When Jason Eady first moved to Fort Worth, more than a decade ago, he began frequenting open-mike nights.
The Mississippi native, fresh out of the Air Force, would stop by McHenry’s and the White Elephant, honing his chops as a performer and a songwriter.
Occasionally, he’d add a venue in Plano to his weekly rotation, but for the most part, Eady stayed focused on sharpening his songs in Cowtown.
What he discovered was the pathway from musical hobbyist to thriving country troubadour.
“I thought the only way to do this was go to Nashville, get a record deal, be on the radio, be a country star and that was it,” Eady says. “All of a sudden, I realized there’s this whole other way to do this.”
The weekly demands of each performance — keep the covers to a minimum and bring some original tunes with potential — helped Eady buckle down and become a tunesmith capable of crafting an accomplished record like his latest studio effort, Daylight and Dark.
Steeped in classic country without being obvious, the album is a stunner, featuring gorgeous harmony work with co-writer Courtney Patton (whose vocal blend with Eady evokes iconic pairings like George Jones and Melba Montgomery or Johnny Cash and June Carter Cash) and an unflinching outlook, occasionally approaching something like romanticism.
“We’re so comfortable singing together; we can move in and out and she’s brilliant at that,” Eady says of singing with Patton. “With this one, I wanted to make a record that we could go out and play and people could close their eyes and feel like they were listening to the CD. Three of the songs Courtney and I wrote together — she’s such a great harmony person [that] when we write together, we write songs with that in mind. It’s not an afterthought.”
Another element that is abundantly clear, from Daylight and Dark’s opening moments, is that this is real country music, with scarcely an ode to trucks in sight.
“People want you to do this thing where you put as much effort into it as you can, to make every song count,” Eady says. “There’s an expectation for that, which takes all the pressure off.”
Which is not to say Eady doesn’t still feel some pressure, much of it self-applied.

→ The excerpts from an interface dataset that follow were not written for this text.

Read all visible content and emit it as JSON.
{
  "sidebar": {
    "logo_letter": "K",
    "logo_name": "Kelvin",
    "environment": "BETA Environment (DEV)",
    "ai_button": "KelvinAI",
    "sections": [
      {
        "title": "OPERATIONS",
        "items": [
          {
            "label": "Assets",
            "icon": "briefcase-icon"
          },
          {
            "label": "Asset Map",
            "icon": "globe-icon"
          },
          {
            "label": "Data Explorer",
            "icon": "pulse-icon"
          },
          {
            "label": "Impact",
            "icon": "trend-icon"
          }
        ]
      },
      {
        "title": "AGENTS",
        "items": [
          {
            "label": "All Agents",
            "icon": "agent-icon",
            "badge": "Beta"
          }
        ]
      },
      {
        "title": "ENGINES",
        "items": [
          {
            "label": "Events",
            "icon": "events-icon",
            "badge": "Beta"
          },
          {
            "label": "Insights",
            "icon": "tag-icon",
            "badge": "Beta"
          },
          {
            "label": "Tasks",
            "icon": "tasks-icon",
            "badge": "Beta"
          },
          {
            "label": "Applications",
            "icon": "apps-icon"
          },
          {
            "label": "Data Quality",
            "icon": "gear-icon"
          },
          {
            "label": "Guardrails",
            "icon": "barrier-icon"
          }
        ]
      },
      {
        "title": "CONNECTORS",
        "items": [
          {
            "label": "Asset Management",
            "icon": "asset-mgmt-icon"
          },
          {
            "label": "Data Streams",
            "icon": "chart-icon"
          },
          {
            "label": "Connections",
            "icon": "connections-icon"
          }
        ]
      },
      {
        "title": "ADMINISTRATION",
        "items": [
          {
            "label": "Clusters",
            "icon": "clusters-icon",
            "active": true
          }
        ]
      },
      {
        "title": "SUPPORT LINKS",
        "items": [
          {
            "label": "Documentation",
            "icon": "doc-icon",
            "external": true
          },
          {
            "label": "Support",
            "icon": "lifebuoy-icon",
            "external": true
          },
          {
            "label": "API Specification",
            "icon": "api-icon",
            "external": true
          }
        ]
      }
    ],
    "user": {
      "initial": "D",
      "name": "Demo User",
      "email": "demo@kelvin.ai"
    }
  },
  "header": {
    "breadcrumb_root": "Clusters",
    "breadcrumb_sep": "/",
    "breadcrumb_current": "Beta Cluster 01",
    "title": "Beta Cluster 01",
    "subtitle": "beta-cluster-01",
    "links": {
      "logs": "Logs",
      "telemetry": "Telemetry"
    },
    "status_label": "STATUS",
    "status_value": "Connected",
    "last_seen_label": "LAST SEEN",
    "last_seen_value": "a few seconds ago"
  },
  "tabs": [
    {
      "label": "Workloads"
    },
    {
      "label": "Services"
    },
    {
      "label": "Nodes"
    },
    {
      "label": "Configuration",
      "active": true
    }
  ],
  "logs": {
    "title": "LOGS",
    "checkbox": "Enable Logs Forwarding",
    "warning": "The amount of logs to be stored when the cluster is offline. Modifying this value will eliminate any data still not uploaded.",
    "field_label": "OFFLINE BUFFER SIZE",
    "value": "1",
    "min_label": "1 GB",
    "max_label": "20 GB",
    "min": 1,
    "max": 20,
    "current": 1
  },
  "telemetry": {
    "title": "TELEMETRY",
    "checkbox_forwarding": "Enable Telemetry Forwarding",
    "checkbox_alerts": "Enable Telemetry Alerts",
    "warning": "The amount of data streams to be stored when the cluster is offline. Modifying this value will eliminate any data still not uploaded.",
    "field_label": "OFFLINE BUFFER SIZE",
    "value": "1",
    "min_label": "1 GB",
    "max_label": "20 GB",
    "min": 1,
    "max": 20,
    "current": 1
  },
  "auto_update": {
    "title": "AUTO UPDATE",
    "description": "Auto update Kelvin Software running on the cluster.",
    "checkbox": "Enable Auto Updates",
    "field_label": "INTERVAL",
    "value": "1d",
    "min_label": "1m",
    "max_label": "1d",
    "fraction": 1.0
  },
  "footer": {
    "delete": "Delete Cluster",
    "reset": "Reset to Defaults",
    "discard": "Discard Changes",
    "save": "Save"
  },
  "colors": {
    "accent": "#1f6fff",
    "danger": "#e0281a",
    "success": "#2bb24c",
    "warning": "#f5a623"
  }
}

Even though he has graduated to headlining gigs, Eady still keeps pen to paper, admitting he’s already working up songs for the next record, despite having a new album just now out. “I don’t ever want to be in the position where it’s time to make an album and I don’t have songs,” he says.
He reflects on the early days in Fort Worth, needing fresh material each week, not just to satisfy those who showed up to the open-mike nights, but also the loose fraternity of Texas tunesmiths, who keep pushing each other to excel with every new composition.
“Everybody seems to find each other, no matter what kinds of music they play,” Eady says. “It is just about being yourself and writing. When you stop trying to write a certain kind of song and do what you do, that’s when it starts working and people start responding. As long as it’s authentic and real, everybody responds to songwriting.
“This group of people I’m writing with now — it’s been 10, 11 years we’ve all been writing together. We were doing this just going over to each other’s houses and sitting and playing them for nobody but each other for years and years, so it’s funny now that we’re making records to finally get to do in public what we’ve been doing all this time.”